In the interest of conserving space on this blog post, I have included a link to the Arabic text, English translation, and English transliteration for listeners to follow along with the audio.
During the second week of our course, we studied styles of Qur’anic recitation throughout different countries, cultures, as well as the origins of the revelation and compilation of the Qur’an. We also studied the the power of the aesthetic allure of the Qur’an, how its beauty has endured over times, and how it has been preserved in the minds of Muslims for over 1400 years.
For this blog, I recited surah An-Najm, The Star (chapter 53). The chapter gets its name from the fact that Allah opens up by swearing by the star. The chapter has three main sections. During the first section, Allah addresses the people of Makkah, admonishing them for their doubt in the validity of the Qur’anic message, as well as their claims that Muhammad has made up the verses and spoke out of delusion. Allah explicitly states “And he (i.e. Muhammad) does not speak out of (his own) desire. It is but revelation revealed (to him). It is taught to him by one (angel) mighty in power” (verses 3-5), and so forth.
In the second section, Allah affirms his absolute sovereignty and knowledge over the entirety of the universe, far above the idols fashioned by those who have strayed from the universal message of submission, sent to previous nations.
Doubtful of this seemingly new message from God, the people of Quraysh (Muhammad’s tribe) initially turned away from the message. In the third section, Allah reiterates that His message has been sent to mankind before, through the scriptures of Musa (Moses), Ibrahim (Abraham). Previous nations may have been given different commandments, but they are all inspired by the same source: islam, submission to the One God.
After presenting these various themes, Allah concludes by warning mankind of the impending Hour, which no one can avert, the Day when all souls will return to Him and stand before Him to be judged in the afterlife. The concluding verse “So fall in prostration and worship (Allah)” (verse 62) is one of 15 verses of prostration throughout the Qur’an. Upon recitation of such a verse, the reciter of the Qur’an immediately falls into prostration and makes a special dua (supplication), provided their current condition allows.

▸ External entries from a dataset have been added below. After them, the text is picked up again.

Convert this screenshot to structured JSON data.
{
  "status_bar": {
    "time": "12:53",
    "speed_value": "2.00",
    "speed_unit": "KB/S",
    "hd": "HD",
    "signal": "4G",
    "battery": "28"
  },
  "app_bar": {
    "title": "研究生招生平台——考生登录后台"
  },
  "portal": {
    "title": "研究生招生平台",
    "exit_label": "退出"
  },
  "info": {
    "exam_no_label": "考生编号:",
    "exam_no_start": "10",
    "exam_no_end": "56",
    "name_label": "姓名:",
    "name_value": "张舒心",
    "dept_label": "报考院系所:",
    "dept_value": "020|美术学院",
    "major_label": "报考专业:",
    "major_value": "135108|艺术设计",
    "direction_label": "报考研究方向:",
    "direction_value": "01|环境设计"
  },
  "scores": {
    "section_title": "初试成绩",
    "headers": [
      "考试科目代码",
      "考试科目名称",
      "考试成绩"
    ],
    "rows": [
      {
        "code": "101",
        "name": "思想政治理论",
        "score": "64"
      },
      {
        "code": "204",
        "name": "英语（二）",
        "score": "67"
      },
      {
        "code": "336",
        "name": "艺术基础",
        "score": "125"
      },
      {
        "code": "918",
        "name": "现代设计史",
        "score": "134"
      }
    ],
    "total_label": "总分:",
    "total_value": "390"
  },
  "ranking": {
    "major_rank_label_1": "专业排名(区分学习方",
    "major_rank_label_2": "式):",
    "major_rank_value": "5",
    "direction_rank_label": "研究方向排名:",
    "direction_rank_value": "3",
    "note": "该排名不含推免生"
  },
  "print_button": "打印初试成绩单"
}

According to a hadith recorded by Al-Bukhari and narrated by Hadrat Abdullah Ibn Al-Mas’ud, this surah was the first that the prophet Muhammad recited publicly, in front the Ka’bah, for all present to hear. Upon reciting the final verse of prostration, the entire assembly present, both believers and non-believers, fell in prostration, including the chiefs of the Quraysh who had previously discredited his message. Utterly captivated by the beauty and power of the recitation, none were immune to the power of the Qur’anic words. This story is just one of many stories that exemplify the mysterious power of the aesthetics of the Qur’an, the likes of which the Arabs had never encountered before. After Muhammad’s death, the recitation was passed on for generations, and remains the most well-preserved text in human memory on the planet.
That being said, our primary responsibility as Muslims, far more important than rote memorization is the proper application of its message in order to live lives of peace, empathy, and service, and this task requires good intentions, proper guidance, and consistent humility.
And Allah knows best.